The documentary does an excellent job of bringing together a wide range of people that knew Marley either as friends, family or people he worked with to give a great insight into his life. What the film does well is put it's subject in a historical context and show how Marley became more than a music artist to the people of Jamaica. There is some great photography of the island of Jamaica as well as good use of archive footage.
Marley is a great reminder that the late, great Bob Marley isn't just background music to get high to. Though he's deserving of a 5+ hour Ken Burns doc, this is one of the most comprehensive documentary treatments of a single musician I've ever seen. At just under 2 1/2 hours, it's too short given the enormity of who Marley was as a performer, a symbol, and a man; however, what we do get in this film—the music, the stories (Marley and Stevie Wonder did a concert together in the 70s??? Are you KIDDING ME?!), the home movies and photos—is so satisfying. It gives Marley a little bit of a pass on his family life but it also reminds fans of the power and quality of Marley's music and his impact on world culture. In short, they just don't make em like him anymore.
Bob Marley kind of explains himself. He's a guy who you want to be bros with. He loves everyone and he understands life better than anyone on the planet, what a great guy. His music is golden and the way it was told in the documentary was quite pleasing. Kevin Macdonald has proven his skills once again.
Project 2013 - Documentary Challenge (16/15)
Obviously I know his music, but that's about it, I'm no fan, but mainly because I just haven't listened to him really.

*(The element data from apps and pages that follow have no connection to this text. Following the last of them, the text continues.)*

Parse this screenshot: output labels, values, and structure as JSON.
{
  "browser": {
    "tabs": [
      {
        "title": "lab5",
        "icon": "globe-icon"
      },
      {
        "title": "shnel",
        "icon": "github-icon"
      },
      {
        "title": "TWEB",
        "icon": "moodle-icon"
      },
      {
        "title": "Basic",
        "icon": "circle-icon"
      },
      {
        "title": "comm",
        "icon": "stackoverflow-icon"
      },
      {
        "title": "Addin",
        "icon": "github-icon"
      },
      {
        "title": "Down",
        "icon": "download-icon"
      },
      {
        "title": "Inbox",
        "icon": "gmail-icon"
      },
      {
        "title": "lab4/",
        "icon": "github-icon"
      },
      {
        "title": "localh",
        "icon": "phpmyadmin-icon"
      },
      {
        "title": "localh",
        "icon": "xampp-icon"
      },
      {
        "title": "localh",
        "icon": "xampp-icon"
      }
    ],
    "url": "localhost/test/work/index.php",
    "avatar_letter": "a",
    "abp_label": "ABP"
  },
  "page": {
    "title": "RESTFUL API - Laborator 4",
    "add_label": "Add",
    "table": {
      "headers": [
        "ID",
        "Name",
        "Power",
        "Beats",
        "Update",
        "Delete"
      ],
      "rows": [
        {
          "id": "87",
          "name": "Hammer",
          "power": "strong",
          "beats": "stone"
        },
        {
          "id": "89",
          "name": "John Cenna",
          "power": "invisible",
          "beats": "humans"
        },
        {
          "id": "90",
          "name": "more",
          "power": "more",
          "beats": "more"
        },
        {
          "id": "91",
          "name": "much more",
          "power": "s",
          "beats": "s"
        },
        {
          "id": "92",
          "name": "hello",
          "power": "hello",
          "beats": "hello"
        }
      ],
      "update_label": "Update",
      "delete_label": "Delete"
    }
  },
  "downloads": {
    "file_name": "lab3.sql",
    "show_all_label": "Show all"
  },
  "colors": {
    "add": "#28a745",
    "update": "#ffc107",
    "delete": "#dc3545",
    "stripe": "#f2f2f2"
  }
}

Although I thoroughly enjoyed the documentary I'm still doubtful I'll be rushing out to buy all his music; what I did find though is how much respect I now have for him as a man.
It was an interesting and thoughtful incite into his short life, his music, his beliefs and his fight for one love; not just in Jamaica but the whole world.
The final montage of his image, music and way of life from every corner of the earth showing just what influence Marley had had in such a short time!
Well worth watching!